Its opinions are advisory to the inquiring party, to the Judicial Qualifications Commission, and to the judiciary at large. Conduct that is consistent with an advisory opinion issued by the Committee may be evidence of good faith on the part of the judge, but the Judicial Qualifications Commission is not bound by the interpretive opinions of the committee.   See Petition of the Committee on Standards of Conduct Governing Judges, 698 So. 2d 834 (Fla. 1997). However, in reviewing the recommendations of the Judicial Qualifications Commission for discipline, the Florida Supreme Court will consider conduct in accordance with a Committee opinion as evidence of good faith. See id.

The Committee expresses no view on whether any proposed conduct of an inquiring judge is consistent with substantive law which governs any proceeding over which the inquiring judge may preside. The Committee only has authority to interpret the Code of Judicial Conduct, and therefore its opinions deal only with whether the proposed conduct violates a provision of that Code.
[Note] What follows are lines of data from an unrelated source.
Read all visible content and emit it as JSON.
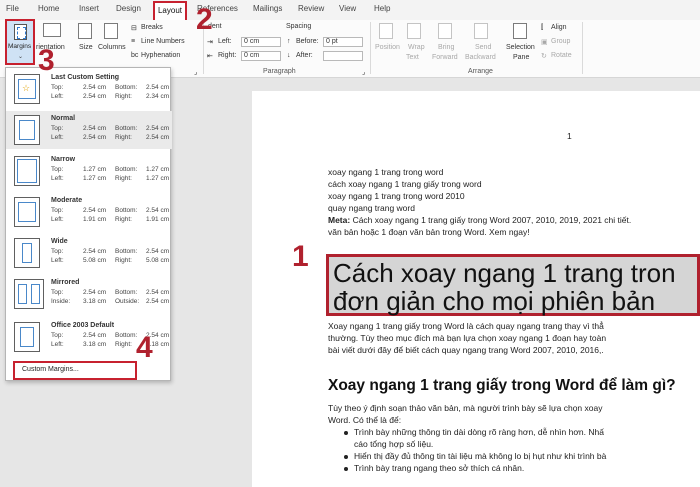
{
  "tabs": [
    "File",
    "Home",
    "Insert",
    "Design",
    "Layout",
    "References",
    "Mailings",
    "Review",
    "View",
    "Help"
  ],
  "ribbon": {
    "margins_label": "Margins",
    "orientation_label": "rientation",
    "size_label": "Size",
    "columns_label": "Columns",
    "breaks_label": "Breaks",
    "line_numbers_label": "Line Numbers",
    "hyphenation_label": "Hyphenation",
    "indent_heading": "dent",
    "indent_left_label": "Left:",
    "indent_left_value": "0 cm",
    "indent_right_label": "Right:",
    "indent_right_value": "0 cm",
    "spacing_heading": "Spacing",
    "spacing_before_label": "Before:",
    "spacing_before_value": "0 pt",
    "spacing_after_label": "After:",
    "spacing_after_value": "",
    "paragraph_group": "Paragraph",
    "position_label": "Position",
    "wrap_text_label_1": "Wrap",
    "wrap_text_label_2": "Text",
    "bring_forward_label_1": "Bring",
    "bring_forward_label_2": "Forward",
    "send_backward_label_1": "Send",
    "send_backward_label_2": "Backward",
    "selection_pane_label_1": "Selection",
    "selection_pane_label_2": "Pane",
    "align_label": "Align",
    "group_label": "Group",
    "rotate_label": "Rotate",
    "arrange_group": "Arrange"
  },
  "margins_menu": {
    "presets": [
      {
        "name": "Last Custom Setting",
        "top_label": "Top:",
        "top": "2.54 cm",
        "bottom_label": "Bottom:",
        "bottom": "2.54 cm",
        "side1_label": "Left:",
        "side1": "2.54 cm",
        "side2_label": "Right:",
        "side2": "2.34 cm"
      },
      {
        "name": "Normal",
        "top_label": "Top:",
        "top": "2.54 cm",
        "bottom_label": "Bottom:",
        "bottom": "2.54 cm",
        "side1_label": "Left:",
        "side1": "2.54 cm",
        "side2_label": "Right:",
        "side2": "2.54 cm"
      },
      {
        "name": "Narrow",
        "top_label": "Top:",
        "top": "1.27 cm",
        "bottom_label": "Bottom:",
        "bottom": "1.27 cm",
        "side1_label": "Left:",
        "side1": "1.27 cm",
        "side2_label": "Right:",
        "side2": "1.27 cm"
      },
      {
        "name": "Moderate",
        "top_label": "Top:",
        "top": "2.54 cm",
        "bottom_label": "Bottom:",
        "bottom": "2.54 cm",
        "side1_label": "Left:",
        "side1": "1.91 cm",
        "side2_label": "Right:",
        "side2": "1.91 cm"
      },
      {
        "name": "Wide",
        "top_label": "Top:",
        "top": "2.54 cm",
        "bottom_label": "Bottom:",
        "bottom": "2.54 cm",
        "side1_label": "Left:",
        "side1": "5.08 cm",
        "side2_label": "Right:",
        "side2": "5.08 cm"
      },
      {
        "name": "Mirrored",
        "top_label": "Top:",
        "top": "2.54 cm",
        "bottom_label": "Bottom:",
        "bottom": "2.54 cm",
        "side1_label": "Inside:",
        "side1": "3.18 cm",
        "side2_label": "Outside:",
        "side2": "2.54 cm"
      },
      {
        "name": "Office 2003 Default",
        "top_label": "Top:",
        "top": "2.54 cm",
        "bottom_label": "Bottom:",
        "bottom": "2.54 cm",
        "side1_label": "Left:",
        "side1": "3.18 cm",
        "side2_label": "Right:",
        "side2": "3.18 cm"
      }
    ],
    "custom_margins": "Custom Margins..."
  },
  "document": {
    "page_number": "1",
    "lines": [
      "xoay ngang 1 trang trong word",
      "cách xoay ngang 1 trang giấy trong word",
      "xoay ngang 1 trang trong word 2010",
      "quay ngang trang word"
    ],
    "meta_label": "Meta:",
    "meta_text": " Cách xoay ngang 1 trang giấy trong Word 2007, 2010, 2019, 2021 chi tiết.",
    "meta_text_2": "văn bản hoặc 1 đoạn văn bản trong Word. Xem ngay!",
    "title_line_1": "Cách xoay ngang 1 trang tron",
    "title_line_2": "đơn giản cho mọi phiên bản",
    "intro": [
      "Xoay ngang 1 trang giấy trong Word là cách quay ngang trang thay vì thẳ",
      "thường. Tùy theo mục đích mà bạn lựa chọn xoay ngang 1 đoạn hay toàn",
      "bài viết dưới đây để biết cách quay ngang trang Word 2007, 2010, 2016,."
    ],
    "h2": "Xoay ngang 1 trang giấy trong Word để làm gì?",
    "para": [
      "Tùy theo ý định soạn thảo văn bản, mà người trình bày sẽ lựa chọn xoay",
      "Word. Có thể là để:"
    ],
    "bullets": [
      "Trình bày những thông tin dài dòng rõ ràng hơn, dễ nhìn hơn. Nhấ",
      "cáo tổng hợp số liệu.",
      "Hiển thị đầy đủ thông tin tài liệu mà không lo bị hụt như khi trình bà",
      "Trình bày trang ngang theo sở thích cá nhân."
    ]
  },
  "annotations": [
    "1",
    "2",
    "3",
    "4"
  ],
  "accent_color": "#c7212f"
}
For further information, contact Judge James A. Edwards, Judicial Ethics Advisory Committee Chair, Fifth District Court of Appeal, 300 South Beach Street, Daytona Beach, FL 32114.

Participating Members:
Judge Michael Andrews, Judge Roberto Arias, Judge Nina Ashenafi-Richardson, Judge W. Joel Boles, Judge Miguel de la O, Judge James A. Edwards, Judge David Green, Mark Herron, Esquire, Judge Barbara Lagoa, Judge Matthew C. Lucas, Judge Michael Raiden, and Charles Reynolds, Esquire.


All Judicial Ethics Advisory Committee opinions, subject matter indices, and a search engine are available on the Sixth Circuit’s website at www.jud6.org under Opinions. Committee opinions and related finding tools are also accessible on the Florida Supreme Court’s website at www.floridasupremecourt.org as a secondary posting under Court Opinions.


Copies furnished to:
Inquiring judge (Name of the Inquiring Judge deleted)
Justice Charles T. Canady, Justice Liaison
John A Tomasino, Clerk of Supreme Court
All Committee Members
Executive Director of the Judicial Qualifications Committee
Office of the State Courts Administrator